The Analects



Teachers and parents! Struggling with distance learning? Our Teacher Edition on The Analects can help.

The Analects Study Guide

Welcome to the LitCharts study guide on Confucius's The Analects. Created by the original team behind SparkNotes, LitCharts are the world's best literature guides.

Brief Biography of Confucius

While the Analects of Confucius were likely written by Confucius’s disciples years after his death, they center on the teachings of the Chinese philosopher and sage, Confucius. Confucius’s father is thought to have been an army commander who died when Confucius was three years old. He was then raised by his mother, and at 19, he married and had three children. As a child, Confucius belonged to a social class between the aristocrats and the commoners, and he went to a school for commoners where he learned the six arts: the rites (common cultural practices), music, archery, charioteering, calligraphy, and mathematics. Of these, he went on to champion the rites and music in his philosophical teachings. As a young man, Confucius is said to have worked in various government posts, while informally giving philosophical and ethical teachings. Around 500 B.C.E., he had acquired significant recognition for these teachings and was appointed governor of a small town in his province. He later was promoted to Minister of Crime in that same province. However, believing that the family in rule in the state of Lu had unethically taken power from the former duke, Confucius participated in a failed rebellion against the family. Shortly after, continuing to disagree politically with Lu’s powerful politicians, Confucius exiled himself in the neighboring state of Qi. He continued with his teachings and returned to his home state at the age of 68, where he dedicated himself to teaching his disciples, who numbered around 70. Confucius died of natural causes in his early 70s.
Get the entire The Analects LitChart as a printable PDF.
The Analects PDF

Historical Context of The Analects

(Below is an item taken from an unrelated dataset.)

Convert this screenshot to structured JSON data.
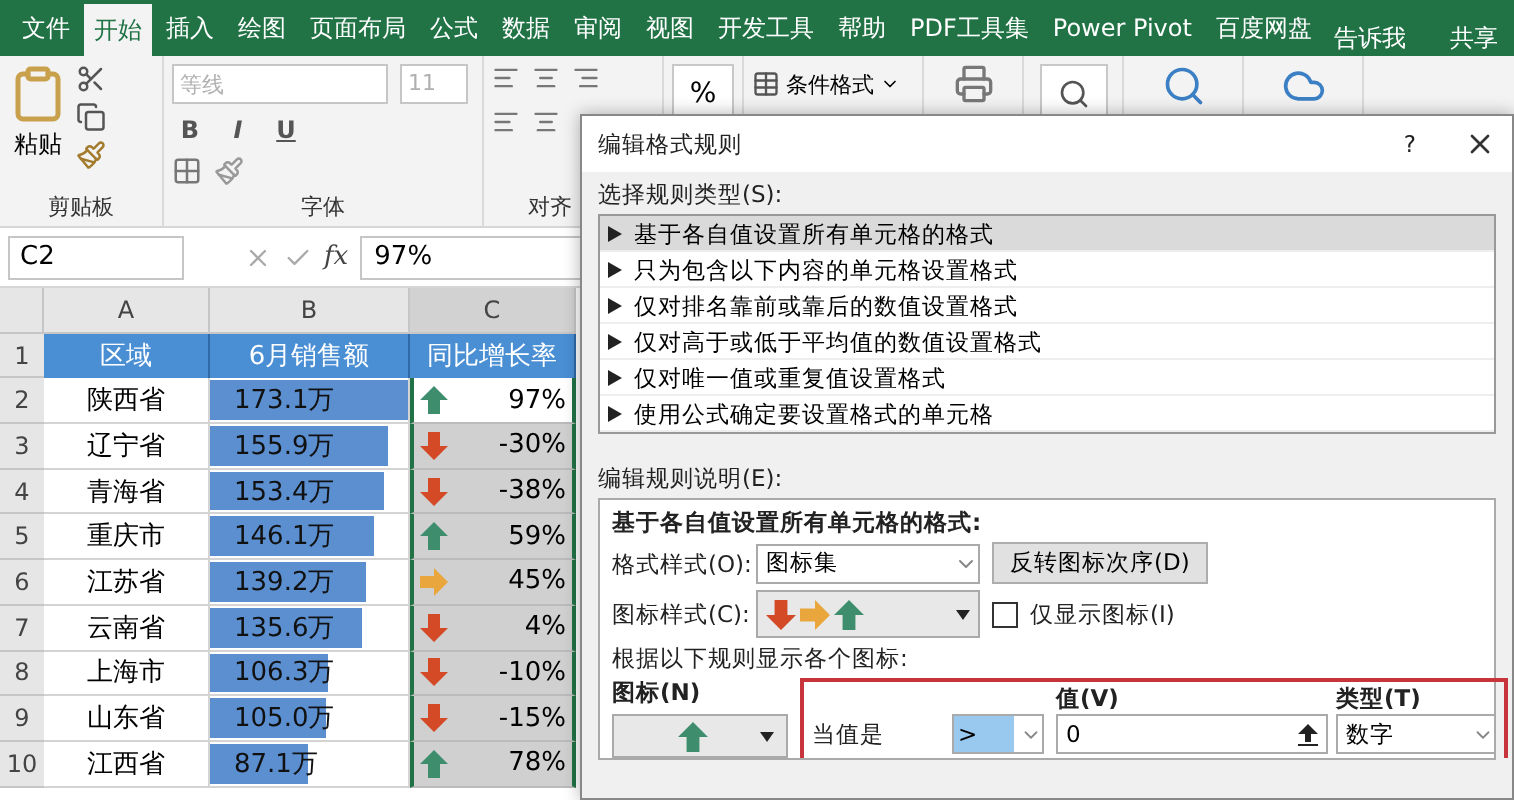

Much of Confucius’s life was spent in political office. He worked for his entire life to spread the teachings of the Way, or the Tao, and sought to do so through political office. Therefore, when the political groups in power were not advocates of the Way, Confucius sought to remove them from power. Most notably. Confucius sought to remove power from three wealthy families in the Lu province in order to make the centralized government more powerful. Because Confucius was morally opposed to violent revolution, he worked through diplomacy to convince each family to tear down their strongholds. Unfortunately, this left the city vulnerable to attack, and the city was attacked by the government from a neighboring province. Confucius refused to support the attacks, as he believed in nonviolence. This series of events demonstrates Confucius’s commitment to the Way—he tried to remove families from power that did not support the Way, but at the same time remained loyal to the Way’s teachings by practicing nonviolence.

Other Books Related to The Analects

The Analects of Confucius is a foundational Confucian text written by the sage’s disciples after his death. Another key text in Confucian philosophy is Great Learning, a text complied by Confucius’s disciples that stresses the importance of scholarship and teaches on the correct way to acquire knowledge. Great Learning stresses the importance of rest and reflection in order to be able to access peace of mind. It also emphasizes the idea that education needs to be well-rounded—that a person should pursue various intellectual interests rather than just one. The Analects also stresses the importance of education and of time for reflection. Another classical Confucian text is Mencius, which is structured similarly to the Analects: it is a series of anecdotes and recorded conversations between Mencius, a second-generation disciple of Confucius, and the heads of warring states. Through these conversations, Mencius seeks to encourage his interlocuters towards embracing the Way. Finally, the Dialogues of Plato are structurally similar to the Analects. Similar to the Analects, the Dialogues reveal the philosopher Plato’s beliefs and theories by way of showcasing conversations among him and other thinkers and his students.
Key Facts about The Analects
  • Full Title: Analects of Confucius
  • When Written: 479-50 B.C.E.
  • Where Written: Lu, Zhou Kingdom (present-day China)
  • When Published: 479-50 B.C.E.
  • Literary Period: Ancient Philosophy
  • Genre: Nonfiction, Philosophy, Ethics, Spirituality
  • Setting: 500 B.C.E. China
  • Climax: Confucius takes public office.
  • Antagonist: Opponents of the Way
  • Point of View: Third-Person Omniscient

Extra Credit for The Analects

Surpassing its Peers. The Analects of Confucius was first seen as an accompaniment to the Five Classics, which were originally considered the foundational texts of Confucianism. However, the Analects of Confucius is now widely viewed as the most important Confucian text.